A sixth Omaha police officer involved in the arrests of three north Omaha brothers — and an alleged evidence-tampering cover-up — has lost his job.
Officer John D. Payne was terminated Thursday, people with knowledge of an internal investigation told the World-Herald. The move came a day after the firing of another officer, Dyea L. Rowland.
The two latest firings mark the official end of a lengthy internal investigation into the March 21 incident at 33rd and Seward Streets.
They cap an already unprecedented response from department officials, in which four other officers were terminated, three were placed on administrative leave and one was reassigned to other duties.
It's not clear what roles Payne and Rowland played in the incident. Both had been with the department since 2008.
Rowland was one of the first three officers who arrived on the scene to handle a parking complaint. She is visible on a video captured by a neighbor.
The video shows another early responder, Officer Bradley D. Canterbury, throwing Octavious Johnson to the ground, handcuffing Johnson and later appearing to strike him several times.
Canterbury, who was one of the four officers fired in April, has appealed his termination and is awaiting an arbitrator's decision.
Douglas County Attorney Don Kleine, who also investigated the incident, determined that Canterbury acted within the law.
Two of the other previously fired officers were later charged with crimes and did not attempt to get their jobs back.
One of the two, Officer James Kinsella, was charged with felony evidence tampering and misdemeanor obstruction and theft. He is accused of destroying a memory card of a camera that Juaquez Johnson used to record police officers' actions at the scene.
Kinsella's supervisor, Sgt. Aaron Von Behren, faces misdemeanor charges for allegedly orchestrating a cover-up over the stolen footage.
The other fired officer, Justin A. Reeve, did not appeal his termination.
Payne and Rowland were among the officers who had previously been put on leave or reassigned. The others were Matthew C. Worm and Joseph A. Koenig.
“As I have previously stated, we did not carry ourselves in a manner representative of the Omaha Police Department in this incident,” Police Chief Todd Schmaderer said in a statement released Thursday evening. “I am confident in saying the Omaha Police Department is a better department in the aftermath of this incident.”
All 32 officers who responded to the scene, as well as Schmaderer, are being sued by the Johnson family in federal court. The American Civil Liberties Union filed the suit this week on behalf of the family.

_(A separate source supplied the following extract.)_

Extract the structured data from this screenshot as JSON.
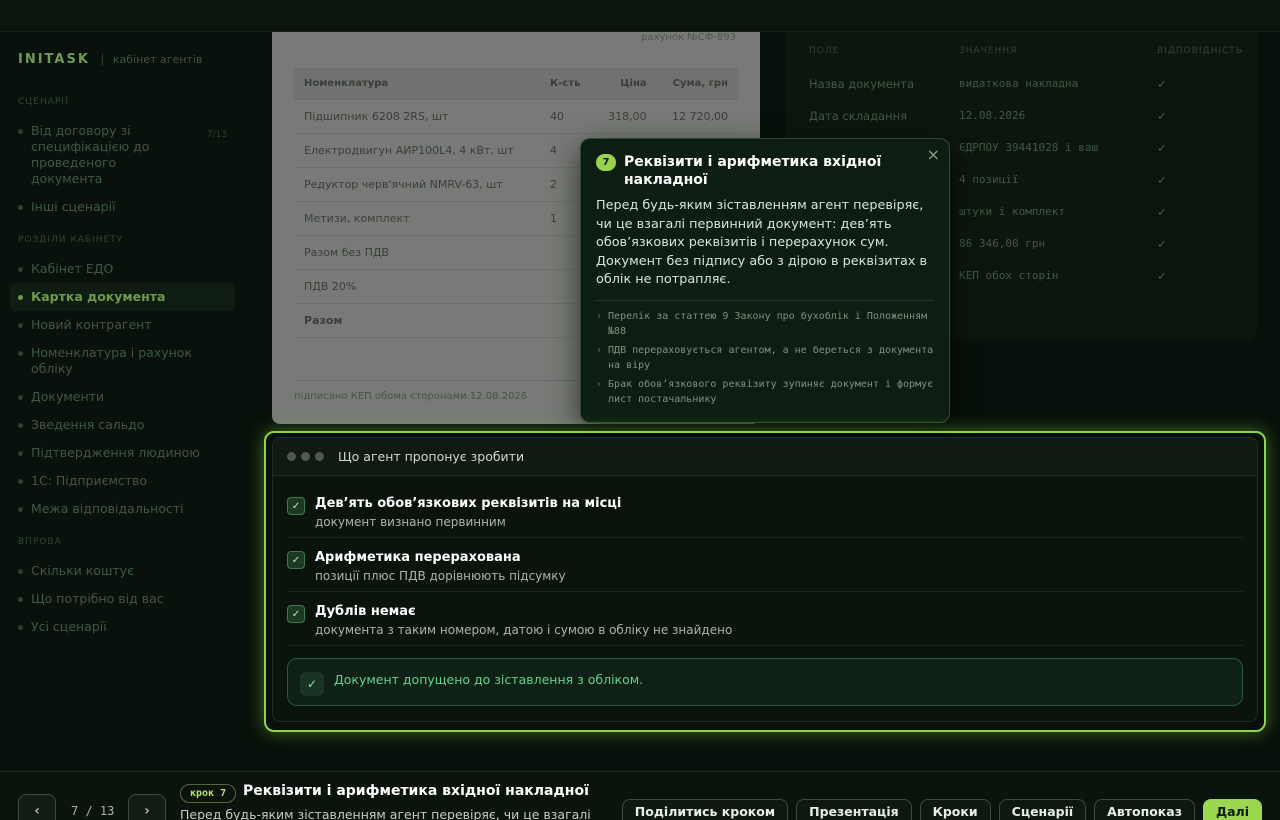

The suit alleges that the officers used excessive force and completed a search without a warrant. Family members are seeking punitive damages from four officers and compensation for medical expenses and property damage. They also want police officers to get more training on the rights of people who film police activities.
Warning: This video of the 2013 incident contains obscene language.